For example, if we wanted to just list all the articles by section in the latest issue, we might have the following calls in our homepage template:

{% get issue order by -published_at limit 1 as latest_issue %}

{{ }}

{% get sections in issue latest_issue as section_list %} {% for section in section_list %}

{{ }}

{% get articles in section section in issue issue as articles %}
    {% for article in articles %}
  • {{ article.heading }}
  • {% endfor %}
{% endfor %}

This example just shows the most basic use case, which is filtering result sets by their relationships to other objects. As shown, the tag supports limiting the number of results; it can also use an offset, so if you want 6 articles after the latest 5, you could use:

{% get articles in section "University News" limit 6 offset 5 as article_list %}

The tag also supports filtering based on date ranges, so that you can get articles from the last week or 17 days, or events from the next 3 weeks.

{% get events from next 3 weeks as upcoming_events %}

Another useful bit of functionality is the ‘with’ clause, which enables you to restrict objects by what types of relationships they have. For example, we might want the latest 5 articles with attached media for display in a special carosel box on our homepage.

{% get articles with media limit 5 as latest_articles_with_media %}

You can do similar calls to restrict by tag classifications. There are a number of other bits of syntax functionality, but I’ll leave those for another day. The tag will have extensive documentation which I will post sometime in the not-too-distant future.

One of the most important things about the get tag is that it isn’t limited to the content types built-in Courant. If you build your own Django models, you can register them with the get tag, optionally providing some custom code to handle some of the filtering logic if necessary. For example, the Section model uses custom code to determine how a string passed as a section name (such as “University News” in the example above) gets mapped to a section object, taking into account the nest-ability of sections. Because all Courant built-in models use the same registration function as your additional models will, they are not special in any way and your own code can fit in seamlessly.

from django.db import models
from import Article
from courant.gettag import gettag

class CustomArticle(Article):
    custom_field = models.CharField(max_length=100)

It’s really that simple. In your templates you could then use

{% get custom_articles in section some_section as articles %}

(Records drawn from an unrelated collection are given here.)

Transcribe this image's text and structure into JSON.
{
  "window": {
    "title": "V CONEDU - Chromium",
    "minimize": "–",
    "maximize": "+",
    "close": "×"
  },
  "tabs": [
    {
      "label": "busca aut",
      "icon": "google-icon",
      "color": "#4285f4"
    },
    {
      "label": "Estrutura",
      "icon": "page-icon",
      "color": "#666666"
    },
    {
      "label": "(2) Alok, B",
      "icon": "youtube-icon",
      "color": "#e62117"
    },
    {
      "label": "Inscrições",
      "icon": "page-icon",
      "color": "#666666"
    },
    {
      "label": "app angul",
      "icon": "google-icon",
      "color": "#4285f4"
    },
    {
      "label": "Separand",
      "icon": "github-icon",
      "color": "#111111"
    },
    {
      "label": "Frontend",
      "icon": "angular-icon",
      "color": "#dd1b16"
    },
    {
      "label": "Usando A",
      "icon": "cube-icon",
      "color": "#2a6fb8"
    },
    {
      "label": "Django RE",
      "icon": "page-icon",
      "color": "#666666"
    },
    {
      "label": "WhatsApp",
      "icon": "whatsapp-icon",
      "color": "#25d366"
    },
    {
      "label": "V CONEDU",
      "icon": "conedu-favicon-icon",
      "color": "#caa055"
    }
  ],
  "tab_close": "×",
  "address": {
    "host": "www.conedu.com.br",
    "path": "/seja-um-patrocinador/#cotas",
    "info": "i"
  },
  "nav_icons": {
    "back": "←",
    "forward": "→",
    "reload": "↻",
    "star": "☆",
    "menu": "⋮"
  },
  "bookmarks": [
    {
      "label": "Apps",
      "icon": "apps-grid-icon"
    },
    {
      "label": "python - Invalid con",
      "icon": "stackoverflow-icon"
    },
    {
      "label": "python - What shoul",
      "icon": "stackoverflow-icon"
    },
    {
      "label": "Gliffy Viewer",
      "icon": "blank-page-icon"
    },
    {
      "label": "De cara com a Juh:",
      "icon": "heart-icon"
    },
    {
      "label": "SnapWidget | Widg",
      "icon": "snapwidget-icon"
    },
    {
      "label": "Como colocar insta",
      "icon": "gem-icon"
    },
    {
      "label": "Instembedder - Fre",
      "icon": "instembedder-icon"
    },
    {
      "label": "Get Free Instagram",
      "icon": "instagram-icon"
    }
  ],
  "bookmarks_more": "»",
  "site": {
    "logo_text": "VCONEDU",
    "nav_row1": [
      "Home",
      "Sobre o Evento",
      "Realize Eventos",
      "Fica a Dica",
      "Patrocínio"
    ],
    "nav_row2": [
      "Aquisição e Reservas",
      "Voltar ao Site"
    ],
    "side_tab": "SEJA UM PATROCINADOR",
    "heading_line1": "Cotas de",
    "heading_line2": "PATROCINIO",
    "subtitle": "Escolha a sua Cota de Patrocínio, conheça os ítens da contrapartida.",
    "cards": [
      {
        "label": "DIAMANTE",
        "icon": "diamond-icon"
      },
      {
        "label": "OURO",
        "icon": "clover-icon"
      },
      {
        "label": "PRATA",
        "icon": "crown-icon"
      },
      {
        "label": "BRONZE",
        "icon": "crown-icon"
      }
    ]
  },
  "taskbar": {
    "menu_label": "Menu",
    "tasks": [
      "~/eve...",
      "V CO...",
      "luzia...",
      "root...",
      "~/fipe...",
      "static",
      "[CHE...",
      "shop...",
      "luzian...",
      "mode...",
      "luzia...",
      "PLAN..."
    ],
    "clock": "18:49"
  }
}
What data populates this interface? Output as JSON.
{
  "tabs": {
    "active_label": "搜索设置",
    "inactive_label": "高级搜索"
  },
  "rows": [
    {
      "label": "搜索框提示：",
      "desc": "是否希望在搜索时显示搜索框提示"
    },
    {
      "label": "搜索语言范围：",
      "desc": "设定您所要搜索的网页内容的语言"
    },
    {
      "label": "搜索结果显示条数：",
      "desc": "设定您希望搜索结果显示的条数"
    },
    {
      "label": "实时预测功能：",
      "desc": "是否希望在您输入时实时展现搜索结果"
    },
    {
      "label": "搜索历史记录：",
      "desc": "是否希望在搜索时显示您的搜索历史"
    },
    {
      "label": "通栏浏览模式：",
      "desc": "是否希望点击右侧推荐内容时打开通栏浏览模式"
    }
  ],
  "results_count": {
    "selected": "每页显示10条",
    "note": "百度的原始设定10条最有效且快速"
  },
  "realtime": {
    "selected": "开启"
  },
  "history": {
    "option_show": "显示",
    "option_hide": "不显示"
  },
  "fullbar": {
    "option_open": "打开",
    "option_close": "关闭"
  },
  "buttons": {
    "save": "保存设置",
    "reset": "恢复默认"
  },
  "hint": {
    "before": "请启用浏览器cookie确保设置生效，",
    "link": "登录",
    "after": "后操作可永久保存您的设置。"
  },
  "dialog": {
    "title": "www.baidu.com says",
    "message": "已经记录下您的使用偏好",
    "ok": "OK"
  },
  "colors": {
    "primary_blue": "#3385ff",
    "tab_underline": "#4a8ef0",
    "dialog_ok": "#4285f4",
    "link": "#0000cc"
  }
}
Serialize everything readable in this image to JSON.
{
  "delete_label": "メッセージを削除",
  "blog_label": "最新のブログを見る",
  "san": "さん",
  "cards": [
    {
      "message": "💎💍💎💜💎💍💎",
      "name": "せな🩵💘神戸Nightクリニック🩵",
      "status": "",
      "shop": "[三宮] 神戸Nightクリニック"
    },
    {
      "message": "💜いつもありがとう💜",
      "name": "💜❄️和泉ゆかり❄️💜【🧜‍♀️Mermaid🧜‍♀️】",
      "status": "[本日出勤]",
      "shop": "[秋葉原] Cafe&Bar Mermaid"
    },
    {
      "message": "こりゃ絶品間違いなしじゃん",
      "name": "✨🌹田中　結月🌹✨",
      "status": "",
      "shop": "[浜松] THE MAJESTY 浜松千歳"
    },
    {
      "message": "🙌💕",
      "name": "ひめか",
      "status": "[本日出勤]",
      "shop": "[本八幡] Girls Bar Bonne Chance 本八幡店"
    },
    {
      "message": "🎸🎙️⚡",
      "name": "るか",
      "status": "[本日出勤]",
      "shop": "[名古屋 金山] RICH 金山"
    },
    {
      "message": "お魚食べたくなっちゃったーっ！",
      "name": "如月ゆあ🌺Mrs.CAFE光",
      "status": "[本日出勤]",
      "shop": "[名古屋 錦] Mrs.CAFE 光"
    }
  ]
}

to get all instances of your CustomArticle model in a given section. I’ll have blog posts in the future that describe more about how to write custom article and media types and how they fit cleanly into the rest of the system.


As I have passed the 1500 word mark, I’m going to wrap this post up. I’ve covered three of the important features of the Courant template system, and I hope it has served as an insight into the kind of thinking that went into the philosophy and design of Courant News. I’ll have more posts soon going into more detail about these features, as well as a slew of others for which I didn’t have space to talk about today.

Leave a Reply